Facebook Works to Combat Fake News
Having trouble telling the difference between fake news and actual facts in your Facebook News Feed?
With all the recent controversy around what news is real and what news is fake, Facebook has introduced a new feature to help you tell the difference. It rolled out its new "About This Article" feature earlier this year as a way to provide more context about the news articles that show up in your News Feed.
What "About This Article" Reveals
The feature is easy to spot. As you scroll through posts in your News Feed, news articles will get a small "i" above and to the right of the headline. Tap on it, and you'll see additional information about the news article such as:
- Name and location of the publisher
Do you recognize the publisher? If the publisher is not a reputable news outlet that's known to you, think twice about believing what's in the article.
- Link to follow the publisher's Facebook page
Does the publisher have a Facebook page? That can be an indicator of how well-established the publisher is.
- Links to related articles for additional reading on the topic
Are other publishers reporting similar information on this topic? If this article is one of only a few instances of the story, it might be suspect.
- Links to other articles by that publication
How many other articles has this publisher published, and what are the topics? If the other articles from this publisher seem fishy, this news story might be fishy, too.
- Map showing where the article has been shared
How widely has this story been shared?

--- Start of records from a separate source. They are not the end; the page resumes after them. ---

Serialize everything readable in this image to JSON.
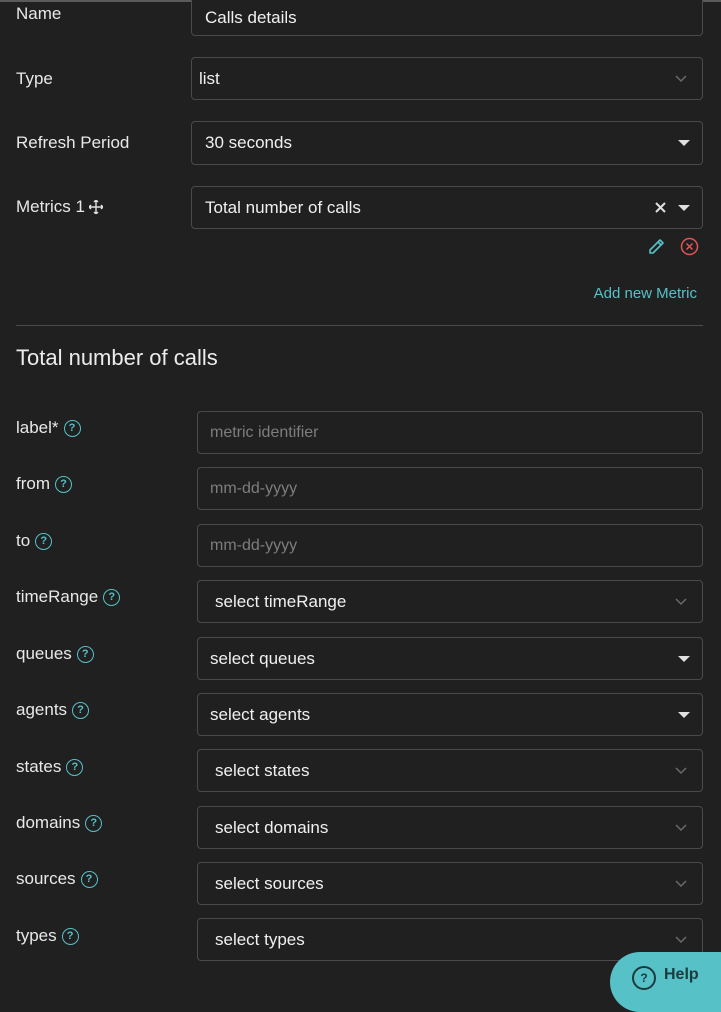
{
  "form": {
    "name_label": "Name",
    "name_value": "Calls details",
    "type_label": "Type",
    "type_value": "list",
    "refresh_label": "Refresh Period",
    "refresh_value": "30 seconds",
    "metrics_label": "Metrics 1",
    "metrics_value": "Total number of calls",
    "add_metric": "Add new Metric"
  },
  "metric_section": {
    "title": "Total number of calls",
    "fields": {
      "label": {
        "label": "label*",
        "placeholder": "metric identifier"
      },
      "from": {
        "label": "from",
        "placeholder": "mm-dd-yyyy"
      },
      "to": {
        "label": "to",
        "placeholder": "mm-dd-yyyy"
      },
      "timeRange": {
        "label": "timeRange",
        "value": "select timeRange"
      },
      "queues": {
        "label": "queues",
        "value": "select queues"
      },
      "agents": {
        "label": "agents",
        "value": "select agents"
      },
      "states": {
        "label": "states",
        "value": "select states"
      },
      "domains": {
        "label": "domains",
        "value": "select domains"
      },
      "sources": {
        "label": "sources",
        "value": "select sources"
      },
      "types": {
        "label": "types",
        "value": "select types"
      }
    }
  },
  "help_button": {
    "label": "Help"
  },
  "colors": {
    "accent": "#56c1c7",
    "danger": "#e05555",
    "background": "#202020"
  }
}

If the story is being shared across a wide geographical area, chances are that it has more traction and credibility.
- Total number of people who have shared the article
The number of times the article has been shared can tell you how many other people find the information credible.
- Name and profile pictures of your Facebook friends who have shared the article
Has anyone in your own network shared the article? If someone you trust has shared the information, you might be more confident in its reliability. On the other hand, if your paranoid uncle has shared it, you might want to take a pass!
When any of this information isn't available, Facebook will state that explicitly. For example, Facebook will note if there's no Wikipedia page for the publisher of the article, which can be a valuable piece of context to know. After all, how credible can an article be if the company behind it lacks enough standing for a Wikipedia entry?
Facebook's Additional Measures
Facebook has taken other measures to help combat the spread of fake news in the U.S. It trained its algorithms to deprioritize fake news and clickbait as well as articles shared by individuals who post at extremely high frequencies. It also cut off fake news sites' ad revenue and blocked advertisements created by Pages that share misinformation. And it's ramping up use of third-party verification services for increased fact-checking on content published on the platform.
In a blog post, Facebook said, "We'll continue to listen to people's feedback and work with publishers to provide people easy access to the contextual information that helps people decide which stories to read, share, and trust, and to improve the experiences people have on Facebook."
QUICK TIP: If you believe a story in your News Feed is not real, report it. Click the three dots in the upper right hand corner and select "Give feedback on this post."
Do You Know How to Spot Fake News?
It's getting harder and harder to tell fake news stories from genuine ones. As the old saying goes, "Trust, but verify." Here are some tips you can use to judge for yourself whether the information (and its source) can be trusted:
- Check the domain name. Does the URL have any unusual or extra characters (for example, abcnews.com.co)?
- Check the story on hoax websites. Is the story flagged as a hoax on any of the fake news debunking websites like snopes.com?
- Check other news outlets. Is the story being reported by other reputable news outlets?
- Check for sources. Does the article attribute its facts to an authoritative source, even if the source is unnamed?
- Research the author. What else has the author published? If the article does not identify an author, beware!
Social media platforms are among the most effective channels for disseminating news broadly and quickly, but they can be a doubleedged sword. By empowering Facebook users to evaluate the credibility of the content that shows up in their News Feeds, the company is enlisting the Facebook community itself in the fight to stop fake news from spreading. While no method is foolproof, working together might be the strongest defense of all.